Dental Radiographs
The veterinary technician begins the dental process with radiographs. Radiographs are key component between a complete dental prophylaxis and just cleaning the teeth. Cleaning and observing abnormalities above the gum line ignores 60% of the tooth (Iams Partners for Health, 2003). Radiographs allow the veterinarian to evaluate the root of a tooth, bone loss around the root, and pockets (spaces between the gum and tooth root). If caries (cavities in people) is seen on the surface of the tooth a radiograph will allow the veterinarian to assess how far the lesion affects the tooth. After extractions an x-ray is often taking to make sure the entire root of a tooth has been extracted. Radiographs can also reveal roots of baby teeth that did not fall out, and adult teeth that never erupted through the gum line.

The first step with charting is a second oral exam. This allows the veterinary technician to note any abnormalities that were not observable on the patient while awake. Pictures are taken for both the patient’s records and the pet’s owners. The veterinary technician then begins to chart the oral cavity. They insert an instrument, called a probe, gently between the tooth and gums. A small depth is acceptable and requires no treatment however; bigger “pockets” need attention and indicate periodontal disease. The technician will also note any missing, fractured, discolored, or loose teeth.
Charting and dental radiographs are the foundation of the veterinarian’s treatment plan (VetMed Team). A treatment plan will include a diagnosis, recommendations for treatment (including extractions if needed), prognosis, and home care plan.

Dental Cleaning, Polishing, and Fluoride Treatment
Cleaning begins by removing large pieces of tartar by hand scaling both above and below the gum line.

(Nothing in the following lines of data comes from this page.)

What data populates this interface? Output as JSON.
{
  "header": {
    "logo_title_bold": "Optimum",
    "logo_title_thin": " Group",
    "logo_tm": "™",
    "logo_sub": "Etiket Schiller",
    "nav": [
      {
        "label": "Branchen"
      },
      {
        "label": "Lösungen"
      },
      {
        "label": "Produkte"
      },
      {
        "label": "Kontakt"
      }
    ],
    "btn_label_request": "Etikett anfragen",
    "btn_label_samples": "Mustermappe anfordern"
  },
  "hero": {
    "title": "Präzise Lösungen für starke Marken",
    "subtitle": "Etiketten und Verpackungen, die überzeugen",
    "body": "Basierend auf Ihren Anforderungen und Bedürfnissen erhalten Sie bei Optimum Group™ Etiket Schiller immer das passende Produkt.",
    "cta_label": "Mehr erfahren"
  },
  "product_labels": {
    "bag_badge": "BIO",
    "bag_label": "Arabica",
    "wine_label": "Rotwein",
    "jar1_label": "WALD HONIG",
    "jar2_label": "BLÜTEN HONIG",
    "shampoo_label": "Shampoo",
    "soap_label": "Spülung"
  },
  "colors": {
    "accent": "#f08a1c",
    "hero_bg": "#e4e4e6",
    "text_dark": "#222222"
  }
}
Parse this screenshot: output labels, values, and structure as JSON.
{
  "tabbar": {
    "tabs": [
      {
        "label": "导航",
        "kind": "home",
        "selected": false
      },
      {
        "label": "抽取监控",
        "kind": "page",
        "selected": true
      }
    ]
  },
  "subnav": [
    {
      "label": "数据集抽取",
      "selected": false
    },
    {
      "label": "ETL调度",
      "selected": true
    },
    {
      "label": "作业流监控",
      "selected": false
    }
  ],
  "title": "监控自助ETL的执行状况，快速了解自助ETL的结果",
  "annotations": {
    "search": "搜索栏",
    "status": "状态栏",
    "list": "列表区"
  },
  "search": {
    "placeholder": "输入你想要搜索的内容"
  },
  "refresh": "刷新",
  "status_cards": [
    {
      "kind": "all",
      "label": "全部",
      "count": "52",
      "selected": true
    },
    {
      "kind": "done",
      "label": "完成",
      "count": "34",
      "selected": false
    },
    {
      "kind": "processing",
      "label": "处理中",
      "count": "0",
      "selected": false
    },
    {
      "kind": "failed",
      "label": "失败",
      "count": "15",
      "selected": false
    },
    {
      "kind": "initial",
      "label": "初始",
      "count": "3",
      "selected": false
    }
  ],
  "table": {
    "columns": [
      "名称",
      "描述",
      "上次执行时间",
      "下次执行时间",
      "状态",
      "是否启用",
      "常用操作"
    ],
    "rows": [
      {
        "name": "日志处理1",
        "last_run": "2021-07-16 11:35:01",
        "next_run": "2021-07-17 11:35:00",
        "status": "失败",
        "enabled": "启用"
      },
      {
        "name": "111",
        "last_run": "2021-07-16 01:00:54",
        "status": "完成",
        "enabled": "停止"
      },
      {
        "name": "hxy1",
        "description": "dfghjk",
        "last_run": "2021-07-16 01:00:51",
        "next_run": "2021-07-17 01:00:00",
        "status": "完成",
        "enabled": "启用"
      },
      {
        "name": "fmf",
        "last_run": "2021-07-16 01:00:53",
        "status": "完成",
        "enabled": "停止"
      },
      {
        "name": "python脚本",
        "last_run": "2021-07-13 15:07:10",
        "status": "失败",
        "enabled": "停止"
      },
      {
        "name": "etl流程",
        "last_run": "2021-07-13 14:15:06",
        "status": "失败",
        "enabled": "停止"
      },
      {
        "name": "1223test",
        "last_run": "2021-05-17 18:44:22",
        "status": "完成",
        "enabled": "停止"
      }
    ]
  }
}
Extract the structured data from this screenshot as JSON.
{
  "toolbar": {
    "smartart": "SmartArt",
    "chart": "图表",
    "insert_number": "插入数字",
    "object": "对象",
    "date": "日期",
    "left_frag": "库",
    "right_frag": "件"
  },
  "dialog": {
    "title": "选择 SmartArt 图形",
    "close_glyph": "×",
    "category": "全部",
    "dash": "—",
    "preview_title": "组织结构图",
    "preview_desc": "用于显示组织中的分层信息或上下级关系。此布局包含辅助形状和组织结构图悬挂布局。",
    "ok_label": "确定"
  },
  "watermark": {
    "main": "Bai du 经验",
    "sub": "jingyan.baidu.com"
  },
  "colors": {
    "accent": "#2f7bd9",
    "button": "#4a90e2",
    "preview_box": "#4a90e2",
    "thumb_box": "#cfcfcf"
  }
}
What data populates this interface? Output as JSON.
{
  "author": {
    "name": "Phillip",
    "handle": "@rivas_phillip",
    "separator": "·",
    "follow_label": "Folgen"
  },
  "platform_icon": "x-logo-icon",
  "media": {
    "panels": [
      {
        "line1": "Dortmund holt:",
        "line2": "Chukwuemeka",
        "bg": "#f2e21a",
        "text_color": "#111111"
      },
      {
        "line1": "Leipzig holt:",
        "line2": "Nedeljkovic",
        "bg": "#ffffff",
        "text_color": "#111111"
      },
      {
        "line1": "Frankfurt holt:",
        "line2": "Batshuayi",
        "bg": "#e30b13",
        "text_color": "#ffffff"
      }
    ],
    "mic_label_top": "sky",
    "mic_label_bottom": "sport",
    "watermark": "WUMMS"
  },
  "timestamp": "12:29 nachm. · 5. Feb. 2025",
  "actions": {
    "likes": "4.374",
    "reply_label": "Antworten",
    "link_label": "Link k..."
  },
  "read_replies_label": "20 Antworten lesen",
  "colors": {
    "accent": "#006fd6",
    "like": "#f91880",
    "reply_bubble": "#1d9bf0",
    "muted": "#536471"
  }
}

Ultrasonic scaling will be used to remove any material that was left behind. Once again the mouth is visibly inspected for any remaining tartar, and a probe is run over the tooth to “feel” for any irregularities caused by tartar left on the tooth (VetMed Team).
After scaling is complete the teeth are then polished. Scaling can create micro abrasions on the tooth’s surface. If these abrasions are not smoothed out, they will provide a foothold for plaque and tartar formation. Finally the mouth is rinsed with water, to flush out any debris, and air dried. A fluoride treatment is applied to the teeth to strengthen the enamel.

Home Care
The true definition of prophylaxis is “the prevention of disease or control of its possible spread (Farlex).” A dental cleaning is a treatment of a disease process, whereas true prophylaxis is done at home. Home therapy is targeted at removing or lowering the amount of bacteria in the mouth. If home care is not instituted by three months after a dental cleaning then gingivitis scores are equivalent to those recorded prior to dental cleaning (Gorrel, 2004).

Brushing teeth is the gold standard for at home dental care; however, there are many options available. Products range from traditional tooth paste and tooth brush, to toys, treats, chews, wipes, and sprays. This allows us to design the home care plan that fits your pet’s needs and your lifestyle as well. Home care is a large subject matter and will be the focus of a later blog.

True dental prophylaxis encompasses both the professional dental cleaning under anesthesia coupled with home care. Dental cleanings that are incomplete or focus on the visible tooth anatomy can regress quickly. To answer my opening question; No, we cannot just simply scrape that off his teeth.

Works Cited
Farlex. (n.d.). The Free Dictionary. Retrieved February 1, 2013, from
Gorrel, C. (2004). Veterinary Denistry for the General Practitioner. Edinburgh, London, NY, Oxford, Philadelphia,St. Louis, Sydney, Toronoto: Saunders.
Iams Partners for Health. (2003). Spotlight on Dentistry: More than meets the eye.
VetMed Team. (n.d.). Companion Animal Denistry 101. Retrieved January 20, 2013, from
VetMed Team. (n.d.). Companion Animal Dentistry 102. Retrieved January 20, 2013, from